S: Can we look forward to another book in this vein, with these characters?
J: Yes! I’m working on book three. I’ll probably move from the Fleet to the backwoods and feature more of Otto, but that could completely change when I start doing more research. Plots have a way of unveiling themselves despite my best of plans.
S: I know what they say about plans. What’s on the horizon for the rest of your writing career?
J: I hope to publish a book a year, to build my portfolio. Right now, I’m working on a spin-off of To Hunt a Sub featuring Lucy, the ancient human. The working title is Born in a Treacherous Time. I hope to publish that next summer which will give me two years to prepare book three of the Rowe-Delamagente series.
S: I’m very pleased to hear this, as you know how fond I am of the character, Lucy. Anything else we should know about?
J: Besides fiction, I continue to work on my non-fiction books*. I have over a hundred out, but they do require constant attention to be sure they remain current.

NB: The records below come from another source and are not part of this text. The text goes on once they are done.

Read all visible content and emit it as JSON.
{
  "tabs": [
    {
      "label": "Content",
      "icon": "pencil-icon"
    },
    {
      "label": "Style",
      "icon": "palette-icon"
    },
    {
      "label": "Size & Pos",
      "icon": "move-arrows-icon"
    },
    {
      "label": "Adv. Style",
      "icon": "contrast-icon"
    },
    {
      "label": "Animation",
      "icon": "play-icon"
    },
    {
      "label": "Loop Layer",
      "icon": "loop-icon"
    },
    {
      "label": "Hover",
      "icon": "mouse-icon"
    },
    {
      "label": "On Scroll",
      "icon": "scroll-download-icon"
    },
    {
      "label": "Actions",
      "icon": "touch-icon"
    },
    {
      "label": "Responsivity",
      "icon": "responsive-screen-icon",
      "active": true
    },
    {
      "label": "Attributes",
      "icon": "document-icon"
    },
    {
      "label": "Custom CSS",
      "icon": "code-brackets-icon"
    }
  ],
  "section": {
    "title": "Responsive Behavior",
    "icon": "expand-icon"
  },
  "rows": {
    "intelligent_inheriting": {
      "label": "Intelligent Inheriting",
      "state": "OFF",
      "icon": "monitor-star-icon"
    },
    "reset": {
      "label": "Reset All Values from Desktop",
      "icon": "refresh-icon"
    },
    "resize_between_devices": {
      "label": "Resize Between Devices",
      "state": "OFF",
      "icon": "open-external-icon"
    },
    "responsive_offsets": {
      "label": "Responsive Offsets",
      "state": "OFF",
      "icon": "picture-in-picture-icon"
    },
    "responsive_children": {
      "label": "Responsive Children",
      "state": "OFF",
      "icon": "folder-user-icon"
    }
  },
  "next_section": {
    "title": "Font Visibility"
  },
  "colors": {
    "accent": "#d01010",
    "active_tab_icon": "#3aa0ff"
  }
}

S: Thank you for this interview, Jacqui. It was so interesting to discover what inspires your writing and to pick your brain about the advances in science and technology. What sounds like science fiction is coming true, and that’s just incredible.
J: You’re welcome, Shari.
Twenty-four Days by J. Murray is a terrific book, that I can promise you. Fast paced, exhilarating, and engaging, this is a book to keep you turning pages and make you proud of what’s right and good in the world.
*J. Murray is the brain and brawn behind Structured Learning which is the premier provider of technology books and eBooks to the education community.
Title and author: Twenty-four Days by J. Murray
Genre: Thriller, military thriller
Cover by: Paper and Sage Design
Cover image courtesy: Paper and Sage Design